BBA - Reviews on Cancer (v.1471, #2)
Mouse models of neurofibromatosis by Andrea I. McClatchey; Karen Cichowski (M73-M80).
Keywords: Neurofibromatosis; Mouse; Malignant peripheral; Nerve sheath tumor;
Regulation of the p53 pathway by Ras, the plot thickens by Martin McMahon; Douglas Woods (M63-M71).
Keywords: Ras; Raf; p53; Cell cycle inhibitor; Senescence;
Centrosome abnormalities, genomic instability and carcinogenic progression by Stefan Duensing; Karl Münger (M81-M88).
Centrosome abnormalities are a frequent finding in various malignant tumors. Since centrosomes form the poles of the mitotic spindle, these abnormalities have been implicated in chromosome missegregation and the generation of aneuploid cells which is commonly found in many human neoplasms. It is a matter of debate, however, whether centrosome alterations can drive cells into aneuploidy or simply reflect loss of genomic integrity by other mechanisms. Since these two models have fundamentally different implications for the diagnostic and prognostic value of centrosome abnormalities, we will discuss the relevance of abnormal centrosomes in the context of different oncogenic events as exemplified by high-risk human papillomavirus-associated carcinogenesis.
Keywords: Centrosome; Genomic instability; Cancer; Human papillomavirus;
A new family of IKK-related kinases may function as IκB kinase kinases by Robert T Peters; Tom Maniatis (M57-M62).
Keywords: IKKϵ; IKK-i; NAK; TBK1; IKKα; IKKβ; IκBα; NF-κB;

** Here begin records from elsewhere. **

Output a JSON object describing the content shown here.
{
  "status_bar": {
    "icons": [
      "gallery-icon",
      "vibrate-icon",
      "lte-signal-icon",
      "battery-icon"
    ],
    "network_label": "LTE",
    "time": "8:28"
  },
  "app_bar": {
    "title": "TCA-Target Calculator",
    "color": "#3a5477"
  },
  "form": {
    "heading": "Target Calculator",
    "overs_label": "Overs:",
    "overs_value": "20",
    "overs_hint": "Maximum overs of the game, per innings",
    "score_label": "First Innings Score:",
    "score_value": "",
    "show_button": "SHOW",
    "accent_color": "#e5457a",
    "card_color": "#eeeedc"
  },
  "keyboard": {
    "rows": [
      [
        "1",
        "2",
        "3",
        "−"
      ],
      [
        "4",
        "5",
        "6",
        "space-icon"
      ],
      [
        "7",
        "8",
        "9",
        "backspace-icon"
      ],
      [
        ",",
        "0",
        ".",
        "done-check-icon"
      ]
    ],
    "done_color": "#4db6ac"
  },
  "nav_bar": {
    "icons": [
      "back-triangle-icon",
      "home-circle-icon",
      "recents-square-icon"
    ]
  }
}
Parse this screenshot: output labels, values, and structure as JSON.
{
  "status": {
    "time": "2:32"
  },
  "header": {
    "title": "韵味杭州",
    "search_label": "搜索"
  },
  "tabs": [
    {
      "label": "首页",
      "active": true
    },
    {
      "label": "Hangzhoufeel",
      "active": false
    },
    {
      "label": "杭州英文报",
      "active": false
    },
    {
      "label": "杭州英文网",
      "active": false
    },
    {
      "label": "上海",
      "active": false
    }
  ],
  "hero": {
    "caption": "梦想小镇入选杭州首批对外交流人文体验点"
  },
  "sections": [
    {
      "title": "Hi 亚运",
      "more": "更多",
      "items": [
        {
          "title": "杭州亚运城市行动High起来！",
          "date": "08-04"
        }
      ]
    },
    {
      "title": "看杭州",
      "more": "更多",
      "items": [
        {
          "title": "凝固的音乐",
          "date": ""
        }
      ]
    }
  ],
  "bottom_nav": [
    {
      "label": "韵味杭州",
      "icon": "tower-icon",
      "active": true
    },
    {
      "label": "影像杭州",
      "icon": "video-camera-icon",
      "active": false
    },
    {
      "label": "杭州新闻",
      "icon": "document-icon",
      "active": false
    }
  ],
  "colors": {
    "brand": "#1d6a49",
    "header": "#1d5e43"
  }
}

The use of common genetic polymorphisms to enhance the epidemiologic study of environmental carcinogens by N. Rothman; S. Wacholder; N.E. Caporaso; M. Garcia-Closas; K. Buetow; J.F. Fraumeni (C1-C10).
Overwhelming evidence indicates that environmental exposures, broadly defined, are responsible for most cancer. There is reason to believe, however, that relatively common polymorphisms in a wide spectrum of genes may modify the effect of these exposures. We discuss the rationale for using common polymorphisms to enhance our understanding of how environmental exposures cause cancer and comment on epidemiologic strategies to assess these effects, including study design, genetic and statistical analysis, and sample size requirements. Special attention is given to sources of potential bias in population studies of gene–environment interactions, including exposure and genotype misclassification and population stratification (i.e., confounding by ethnicity). Nevertheless, by merging epidemiologic and molecular approaches in the twenty-first century, there will be enormous opportunities for unraveling the environmental determinants of cancer. In particular, studies of genetically susceptible subgroups may enable the detection of low levels of risk due to certain common exposures that have eluded traditional epidemiologic methods. Further, by identifying susceptibility genes and their pathways of action, it may be possible to identify previously unsuspected carcinogens. Finally, by gaining a more comprehensive understanding of environmental and genetic risk factors, there should emerge new clinical and public health strategies aimed at preventing and controlling cancer.
Keywords: Cancer; Susceptibility; Environment; Genetics; Gene–environment interaction;
The role of β-tubulin isotypes in resistance to antimitotic drugs by Catherine A. Burkhart; Maria Kavallaris; Susan Band Horwitz (O1-O9).
Keywords: β-Tubulin isotype; Antimitotic agent; Taxol; Vinca alkaloid; Resistance;
Molecular biology and experimental models for hematologic malignant diseases: workshop of the NIH Pathology B Study Section by Arnold B. Rabson; Martin Padarathsingh; Michelle M. Le Beau (R17-R23).
Keywords: Cancer; Hematologic malignancy; Leukemia; Lymphoma; Gene regulation; Chromosomal translocation; Transcription;